In 1840s people began to explore colour photography. James Clerk Maxwell a Scottish physicist, was the first who took a photograph which colors didn’t fade. It was taken in 1861 and published only in 1855. This photograph was taken using the three-coloration-separation principle. Maxwell's idea was to take 3 separate black-and-white snap shots through blue, green and red filters.
This provides the photographer with the three primary channels required to recreate a color image. Transparent prints of the photographs could be projected thru similar shade filters and superimposed on the projection display screen, an additive style of color reproduction. A color print on paper might be produced with the aid of superimposing carbon prints of the three photos made of their complementary shades. In late 1860s this technique was mastered by Louis Ducos du Hauron
Russian photographer Sergei Mikhailovich Prokudin-Gorskii made full-size use of this color separation technique, employing a special digital camera which successively uncovered the 3 color-filtered pics on variable areas of an oblong plate.
Implementation of color photos slowed down due to the restricted sensitivity of early photographic materials, which was pretty responsive to blue, little responsive to green, and almost unresponsive at all to red. Photo chemist Hermann Vogel exposed the dye sensitization in 1873, and all of a sudden made it viable to add sensitivity to new colors like red, yellow and even green.
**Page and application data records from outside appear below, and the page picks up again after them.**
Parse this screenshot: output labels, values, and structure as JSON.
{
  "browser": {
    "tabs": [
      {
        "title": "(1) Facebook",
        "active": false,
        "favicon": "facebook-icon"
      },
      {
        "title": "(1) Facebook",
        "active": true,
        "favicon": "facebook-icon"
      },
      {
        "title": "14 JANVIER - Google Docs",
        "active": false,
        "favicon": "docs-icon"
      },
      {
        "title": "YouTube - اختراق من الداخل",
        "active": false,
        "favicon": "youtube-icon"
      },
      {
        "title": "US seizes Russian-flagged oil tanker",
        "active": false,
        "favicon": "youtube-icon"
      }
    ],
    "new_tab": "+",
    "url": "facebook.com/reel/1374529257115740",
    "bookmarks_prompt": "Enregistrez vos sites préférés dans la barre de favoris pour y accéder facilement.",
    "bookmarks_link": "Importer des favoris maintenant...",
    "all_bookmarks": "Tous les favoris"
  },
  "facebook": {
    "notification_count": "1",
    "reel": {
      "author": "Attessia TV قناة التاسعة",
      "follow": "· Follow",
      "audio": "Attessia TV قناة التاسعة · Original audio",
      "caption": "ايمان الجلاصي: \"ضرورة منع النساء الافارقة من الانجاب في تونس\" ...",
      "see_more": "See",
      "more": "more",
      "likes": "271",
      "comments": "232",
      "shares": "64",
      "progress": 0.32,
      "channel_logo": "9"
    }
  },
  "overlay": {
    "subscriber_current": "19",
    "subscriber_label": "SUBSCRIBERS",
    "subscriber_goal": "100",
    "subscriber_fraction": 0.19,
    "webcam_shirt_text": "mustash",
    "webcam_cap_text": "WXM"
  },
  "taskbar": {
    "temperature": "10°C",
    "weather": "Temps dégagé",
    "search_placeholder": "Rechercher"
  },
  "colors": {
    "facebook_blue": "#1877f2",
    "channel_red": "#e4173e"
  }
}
Improved color sensitizes and continuing development in the overall responsibility of emulsions firmly decreased time which was needed for color, bringing it very close to commercial viability.
Auto chrome, was the first commercially successful color processing, was popularized thanks to Lumière brothers in 1907. Auto chrome plates joined mosaic color filter layers, which allowed the three colors to be recorded as photographs fragments. Auto chrome plates were one of few options of additive color screen plates and films marketed between the 1890s and the 1950s.